▶ **Task to carry out**
Copy out the entries below in full and exactly.

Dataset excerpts
□ □ □ □ □ □ □

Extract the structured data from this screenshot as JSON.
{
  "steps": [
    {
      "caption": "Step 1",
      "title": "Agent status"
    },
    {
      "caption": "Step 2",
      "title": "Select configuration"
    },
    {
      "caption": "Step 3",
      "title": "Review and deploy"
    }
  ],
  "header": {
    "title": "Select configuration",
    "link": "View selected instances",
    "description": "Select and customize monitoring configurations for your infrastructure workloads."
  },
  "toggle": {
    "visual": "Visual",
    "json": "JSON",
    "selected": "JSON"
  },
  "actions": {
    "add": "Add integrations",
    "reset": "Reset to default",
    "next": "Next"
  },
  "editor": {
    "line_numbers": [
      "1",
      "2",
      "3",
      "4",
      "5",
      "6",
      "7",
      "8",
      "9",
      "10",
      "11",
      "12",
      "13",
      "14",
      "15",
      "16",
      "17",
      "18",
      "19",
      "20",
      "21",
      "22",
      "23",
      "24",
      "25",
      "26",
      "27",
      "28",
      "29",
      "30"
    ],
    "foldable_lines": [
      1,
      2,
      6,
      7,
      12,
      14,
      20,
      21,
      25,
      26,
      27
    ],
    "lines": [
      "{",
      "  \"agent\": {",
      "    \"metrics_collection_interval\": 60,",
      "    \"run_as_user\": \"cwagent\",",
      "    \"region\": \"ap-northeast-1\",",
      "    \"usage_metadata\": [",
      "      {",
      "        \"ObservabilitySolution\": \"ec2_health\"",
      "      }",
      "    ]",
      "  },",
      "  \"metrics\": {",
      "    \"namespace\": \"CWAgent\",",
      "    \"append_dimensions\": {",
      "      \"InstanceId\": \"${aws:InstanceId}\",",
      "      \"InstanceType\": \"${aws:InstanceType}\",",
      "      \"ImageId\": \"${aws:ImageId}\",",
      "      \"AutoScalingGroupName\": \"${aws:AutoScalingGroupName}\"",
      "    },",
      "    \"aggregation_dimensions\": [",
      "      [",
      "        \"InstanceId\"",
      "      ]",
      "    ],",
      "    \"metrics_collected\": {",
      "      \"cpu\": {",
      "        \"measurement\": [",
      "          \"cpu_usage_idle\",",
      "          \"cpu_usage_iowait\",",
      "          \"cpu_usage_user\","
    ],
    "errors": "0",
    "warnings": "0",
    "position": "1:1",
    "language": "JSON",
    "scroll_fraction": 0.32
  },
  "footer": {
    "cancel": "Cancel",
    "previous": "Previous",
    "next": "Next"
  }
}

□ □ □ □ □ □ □

▶ **Reply**
Extract the structured data from this screenshot as JSON.
{
  "steps": [
    {
      "caption": "Step 1",
      "title": "Agent status"
    },
    {
      "caption": "Step 2",
      "title": "Select configuration"
    },
    {
      "caption": "Step 3",
      "title": "Review and deploy"
    }
  ],
  "header": {
    "title": "Select configuration",
    "link": "View selected instances",
    "description": "Select and customize monitoring configurations for your infrastructure workloads."
  },
  "toggle": {
    "visual": "Visual",
    "json": "JSON",
    "selected": "JSON"
  },
  "actions": {
    "add": "Add integrations",
    "reset": "Reset to default",
    "next": "Next"
  },
  "editor": {
    "line_numbers": [
      "1",
      "2",
      "3",
      "4",
      "5",
      "6",
      "7",
      "8",
      "9",
      "10",
      "11",
      "12",
      "13",
      "14",
      "15",
      "16",
      "17",
      "18",
      "19",
      "20",
      "21",
      "22",
      "23",
      "24",
      "25",
      "26",
      "27",
      "28",
      "29",
      "30"
    ],
    "foldable_lines": [
      1,
      2,
      6,
      7,
      12,
      14,
      20,
      21,
      25,
      26,
      27
    ],
    "lines": [
      "{",
      "  \"agent\": {",
      "    \"metrics_collection_interval\": 60,",
      "    \"run_as_user\": \"cwagent\",",
      "    \"region\": \"ap-northeast-1\",",
      "    \"usage_metadata\": [",
      "      {",
      "        \"ObservabilitySolution\": \"ec2_health\"",
      "      }",
      "    ]",
      "  },",
      "  \"metrics\": {",
      "    \"namespace\": \"CWAgent\",",
      "    \"append_dimensions\": {",
      "      \"InstanceId\": \"${aws:InstanceId}\",",
      "      \"InstanceType\": \"${aws:InstanceType}\",",
      "      \"ImageId\": \"${aws:ImageId}\",",
      "      \"AutoScalingGroupName\": \"${aws:AutoScalingGroupName}\"",
      "    },",
      "    \"aggregation_dimensions\": [",
      "      [",
      "        \"InstanceId\"",
      "      ]",
      "    ],",
      "    \"metrics_collected\": {",
      "      \"cpu\": {",
      "        \"measurement\": [",
      "          \"cpu_usage_idle\",",
      "          \"cpu_usage_iowait\",",
      "          \"cpu_usage_user\","
    ],
    "errors": "0",
    "warnings": "0",
    "position": "1:1",
    "language": "JSON",
    "scroll_fraction": 0.32
  },
  "footer": {
    "cancel": "Cancel",
    "previous": "Previous",
    "next": "Next"
  }
}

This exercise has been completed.